TASK ITEM: Gather, from the listing beneath this task, every line holding the string "JSON".

EXTRACTED RECORDS:
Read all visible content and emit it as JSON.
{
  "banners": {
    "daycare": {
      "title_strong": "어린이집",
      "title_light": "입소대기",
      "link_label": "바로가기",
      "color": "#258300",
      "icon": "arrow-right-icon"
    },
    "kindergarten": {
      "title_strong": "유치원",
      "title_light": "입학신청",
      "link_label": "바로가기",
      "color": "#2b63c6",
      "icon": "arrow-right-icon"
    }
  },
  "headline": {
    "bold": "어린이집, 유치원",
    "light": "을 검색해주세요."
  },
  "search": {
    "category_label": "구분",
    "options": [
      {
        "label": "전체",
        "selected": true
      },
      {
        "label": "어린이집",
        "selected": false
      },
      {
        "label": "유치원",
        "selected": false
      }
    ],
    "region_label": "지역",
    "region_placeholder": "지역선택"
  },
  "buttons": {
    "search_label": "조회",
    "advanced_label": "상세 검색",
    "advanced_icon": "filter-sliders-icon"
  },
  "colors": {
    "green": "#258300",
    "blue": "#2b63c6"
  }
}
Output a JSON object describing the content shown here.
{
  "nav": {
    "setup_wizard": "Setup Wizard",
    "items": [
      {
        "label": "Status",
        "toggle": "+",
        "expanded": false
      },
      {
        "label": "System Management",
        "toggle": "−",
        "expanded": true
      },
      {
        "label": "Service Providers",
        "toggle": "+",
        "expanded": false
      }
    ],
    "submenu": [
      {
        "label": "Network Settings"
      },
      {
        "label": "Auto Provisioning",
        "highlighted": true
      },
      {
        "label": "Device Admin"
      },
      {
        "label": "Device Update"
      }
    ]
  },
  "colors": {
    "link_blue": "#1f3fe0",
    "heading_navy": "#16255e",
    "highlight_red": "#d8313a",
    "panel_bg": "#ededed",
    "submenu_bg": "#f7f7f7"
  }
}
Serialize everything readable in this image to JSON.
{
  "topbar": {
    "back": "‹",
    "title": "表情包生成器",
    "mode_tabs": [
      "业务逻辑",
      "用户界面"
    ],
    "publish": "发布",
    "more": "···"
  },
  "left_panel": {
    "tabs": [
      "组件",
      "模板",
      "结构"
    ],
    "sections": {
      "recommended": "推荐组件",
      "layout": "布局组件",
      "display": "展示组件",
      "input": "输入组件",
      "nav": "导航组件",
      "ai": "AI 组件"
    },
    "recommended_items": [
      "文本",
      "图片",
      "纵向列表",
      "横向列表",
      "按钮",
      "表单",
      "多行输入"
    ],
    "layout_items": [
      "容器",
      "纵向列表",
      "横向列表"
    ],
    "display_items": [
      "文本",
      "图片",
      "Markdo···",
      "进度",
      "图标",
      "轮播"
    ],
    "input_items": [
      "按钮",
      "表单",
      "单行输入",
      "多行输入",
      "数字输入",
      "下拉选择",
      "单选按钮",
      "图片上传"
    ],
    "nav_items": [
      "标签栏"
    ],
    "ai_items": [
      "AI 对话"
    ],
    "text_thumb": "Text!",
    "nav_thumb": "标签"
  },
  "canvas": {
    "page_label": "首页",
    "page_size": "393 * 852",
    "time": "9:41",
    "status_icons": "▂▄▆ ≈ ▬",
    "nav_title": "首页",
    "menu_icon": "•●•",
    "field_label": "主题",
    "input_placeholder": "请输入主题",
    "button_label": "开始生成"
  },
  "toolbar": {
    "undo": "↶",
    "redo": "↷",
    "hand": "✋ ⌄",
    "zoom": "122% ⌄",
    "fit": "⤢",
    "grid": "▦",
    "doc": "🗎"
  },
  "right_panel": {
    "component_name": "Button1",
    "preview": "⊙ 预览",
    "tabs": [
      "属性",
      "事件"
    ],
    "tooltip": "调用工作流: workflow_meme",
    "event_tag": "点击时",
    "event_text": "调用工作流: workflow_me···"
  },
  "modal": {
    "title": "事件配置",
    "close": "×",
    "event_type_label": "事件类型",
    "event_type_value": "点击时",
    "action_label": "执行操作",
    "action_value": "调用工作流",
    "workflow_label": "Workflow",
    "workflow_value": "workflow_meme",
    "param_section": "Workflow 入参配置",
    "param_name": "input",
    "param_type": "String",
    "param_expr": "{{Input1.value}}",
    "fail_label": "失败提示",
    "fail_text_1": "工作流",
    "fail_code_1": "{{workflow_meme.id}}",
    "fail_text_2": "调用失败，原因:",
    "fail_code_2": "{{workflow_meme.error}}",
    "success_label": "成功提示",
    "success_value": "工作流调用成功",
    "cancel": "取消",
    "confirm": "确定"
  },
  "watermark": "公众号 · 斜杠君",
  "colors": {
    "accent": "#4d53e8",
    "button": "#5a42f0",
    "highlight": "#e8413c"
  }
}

SOLUTION TO THIS PROBLEM:
Read all visible content and emit it as JSON.
Output a JSON object describing the content shown here.
Serialize everything readable in this image to JSON.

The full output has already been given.